I just had the opportunity to check out the World Innovation Forum being held this week in New York, in which Clayton Christensen, Harvard professor and author of The Innovator's Dilemma and The Innovator's Solution, talked about the paradox that emerges when new technologies commoditize the marketplace. Namely, that when established companies face a disruptive technology that usurps their market, management tends to get blamed for making the "wrong decisions."
However, Christensen points out, more often than not, the besieged executives actually make the right decisions -- going after high-end, high-margin opportunities and leaving the low-margin commodity space for newer, disruptive companies. Thus begins a gradual death spiral as they are continually forced upstream.
In essence, once companies are locked into their business models, it's difficult to move to new paradigms. And the better the management, the greater the lock-in.
Think of Digital Equipment in the 1980s and 90s, as well as Compaq.
Across all product categories, the high-end brands, typically offered as part of well-crafted and expensive interdependent architectures, inevitably will lose out to more modular approaches offered by commoditizers. Ironically, disruptors don't start off going after the customers of the big established companies -- rather, they serve customers who may have never had access to such products.
Think of Salesforce.com -- their market consists of small to mid-sized companies that never could afford full-fledged ERP solutions. Or JBoss -- serving smaller businesses that could never afford Big SOA middleware solutions.
In fact, Christensen's analysis of commoditized, modular disruptor gradually creating new markets at the low end and creeping upward provides plenty to ponder within the software market.
As discussed previously in this blog, the combined SOA, Software as a Service, and open source movements will drive the software and application industry to highly modular , building-block, assemble-to-order approach -- similar to the disruption Dell incurred on the computer hardware business. Monolithic applications will go away, and replaced with modular, loosely coupled components.
Will there be application "Dells" that will begin to eat the lunch of the SAPs and Oracles of the world? Stay tuned. The SOA/SaaS/open-source combination is a highly potent disruption force, and we ain't seen nothing yet.
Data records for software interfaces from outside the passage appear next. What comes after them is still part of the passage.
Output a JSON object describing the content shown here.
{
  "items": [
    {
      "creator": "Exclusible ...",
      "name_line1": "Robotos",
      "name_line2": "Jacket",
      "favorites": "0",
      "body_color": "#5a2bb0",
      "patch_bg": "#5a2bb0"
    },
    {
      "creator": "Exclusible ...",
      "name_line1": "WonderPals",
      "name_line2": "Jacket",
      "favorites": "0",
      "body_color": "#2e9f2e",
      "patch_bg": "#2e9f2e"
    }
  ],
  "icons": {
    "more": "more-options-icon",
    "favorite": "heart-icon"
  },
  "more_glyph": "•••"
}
As Winston Damarillo put it: "There are opportunities for commercial vendors — as Dell did with hardware — that create an assembly of components into a stack, manage the versions, and deliver it to the customer."
Sounds like the disruptors are already lining up, and the standardization and interoperability of today's software is about to create a new class of disruptors.